After facing a projected deficit of nearly $400 million three months ago, Connecticut may have ended the last fiscal year with a slight surplus, Gov. Dannel P. Malloy’s administration reported Thursday. Continue Reading →
Connecticut’s private sector appears to have completed its painfully slow recovery from the Great Recession of 2008, as the state added 7,100 private-sector jobs last month, the state Department of Labor reported Thursday. Unemployment, however, still rose a tenth of a point to 5 percent. Continue Reading →
The state’s largest healthcare workers’ union took some jabs Thursday at the top Republicans in the legislature, charging them in a new ad with shielding the rich while unionized workers offer huge concessions. Continue Reading →
Gov. Dannel P. Malloy and tribal leaders signed documents Thursday amending Connecticut’s relationship with its two federally recognized tribes, another step toward allowing them to jointly develop a casino in the Hartford suburb of East Windsor, as authorized in legislation approved last month by the General Assembly.

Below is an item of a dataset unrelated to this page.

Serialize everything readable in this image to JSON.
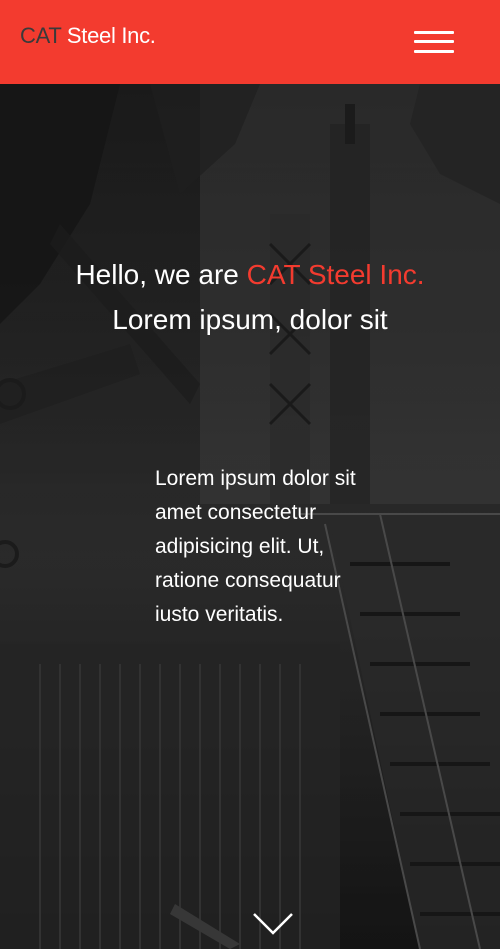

Continue Reading →
President Donald Trump’s proposed budget would cut funding for SNAP, formerly known as food stamps, by about 25 percent over the next 10 years by lowering the income limit for eligibility. His plan also would transfer up to 25 percent of SNAP’s cost to the states. “There is no way the food banks can make up for cuts to SNAP,” said Sarah Santora, community involvement manager for Foodshare. Continue Reading →
One day after President Trump vowed to “let Obamacare fail,” a new study concluded Wednesday that the signature achievement of his predecessor delivered $1.16 billion in increased federal funding for health care in Connecticut and sharply lowered the number of uninsured residents and the cost of uncompensated care. Continue Reading →
WASHINGTON — Federal auditors said Wednesday a Senate plan to repeal the Affordable Care Act without a replacement would increase the number of uninsured by 17 million next year and by 32 million in 2026. Continue Reading →